It is unlikely that Rabeprazole would affect your ability to drive or operate machinery. However, occasionally rabeprazole can cause sleepiness. Therefore, driving and operating complex machinery should be avoided if you are affected

Levosulpiride

Warnings for special population

Pregnancy

Use of this medicine during pregnancy is not recommended unless absolutely necessary. It is advised to use this medicine only when the benefits outweigh the risks involved.

Breast-feeding

Use of this medicine by breastfeeding women is not recommended. However, if it is absolutely necessary to use this medicine, then breastfeeding should be discontinued. Consult your doctor before using this medicine.

General warnings

  • Heart disease: This medicine should be used with caution in patients having a history of stroke, blood clotting disorders or other ailments of the heart and blood vessels.
  • Diabetes: This medicine should be used with caution in patients who are suffering from diabetes or are exposed to the risk factors.
  • Hypokalemia: This medicine should be used with caution in patients having low potassium levels in the body. It is recommended to initiate treatment with Levosulpiride only after the potassium deficit is corrected.
  • Breast cancer: This medicine is not recommended for use if the patient is suspected to have breast cancer associated with abnormally high levels of prolactin in the body.
  • Drowsiness: This medicine is known to cause moderate to severe drowsiness and may the ability to perform tasks that require a high level of mental alertness. It is advised to refrain from driving or operating any heavy machinery after consuming this medicine.
  • Leukopenia: This medicine is not recommended for use in patients who have a decreased white blood cell count characterized by frequent infections, fever with chills, sore throat, and mouth ulcers.
  • Use in elderly: This medicine should be used with caution in the elderly as the risk of side effects are increasingly high. Appropriate dose adjustments should be made based on the response of the patients.
  • Menstrual abnormalities: Use of this medicine has been associated with abnormalities in menstrual period. Contact your doctor if the regular periods are excessively delayed.

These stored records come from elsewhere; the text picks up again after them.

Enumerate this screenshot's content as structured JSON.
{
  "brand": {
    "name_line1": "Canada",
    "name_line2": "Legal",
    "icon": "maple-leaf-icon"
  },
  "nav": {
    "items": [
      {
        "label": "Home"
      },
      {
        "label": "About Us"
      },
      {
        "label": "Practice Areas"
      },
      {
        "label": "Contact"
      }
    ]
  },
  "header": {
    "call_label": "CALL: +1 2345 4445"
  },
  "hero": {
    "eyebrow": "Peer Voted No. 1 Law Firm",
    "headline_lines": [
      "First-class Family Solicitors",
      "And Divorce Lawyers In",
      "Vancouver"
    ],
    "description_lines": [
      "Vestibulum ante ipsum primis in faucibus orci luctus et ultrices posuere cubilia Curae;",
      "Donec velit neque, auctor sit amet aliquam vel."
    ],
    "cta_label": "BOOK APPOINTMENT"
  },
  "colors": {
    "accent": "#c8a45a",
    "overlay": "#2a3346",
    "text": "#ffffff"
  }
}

Miscellaneous

  • To be taken before food
  • To be taken as instructed by doctor
  • May cause sleepiness
  • Avoid or limit the uptake of alcohol while taking this medicine as the risk of adverse effects are increasingly high. Contact your doctor if an excess of drowsiness is experienced.
  • No habit forming tendencies were reported.

What are the ingredients in this medicine?

Each hard gelatin capsule contains:

Rabeprazole Sodium       20mg
(as enteric-coated pellets)

Levosulpiride                  75mg
(as sustained-release pellets)

Colour: Titanium Dioxide IP, Ferric Oxide (Red) USP-NF & Ferric Oxide (Black) USP-NF

Approved colours used in capsule shell: Titanium Dioxide, Brilliant Blue, Carmoisine, Sunset Supra Yellow & Ponceau 4R.

Any other information

None.

Manufactured in India by:

TAJ PHARMACEUTICALS LTD.
Mumbai, India
Unit No. 214.Old Bake House,
Maharashtra chambers of  Commerce Lane,
Fort, Mumbai – 400001
at:Gujarat, INDIA.
Customer Service and Product Inquiries:
1-800-TRY-FIRST (1-800-222-434 & 1-800-222-825)
Monday through Saturday 9:00 a.m. to 7:00 p.m. EST
E-mail: tajgroup@tajpharma.com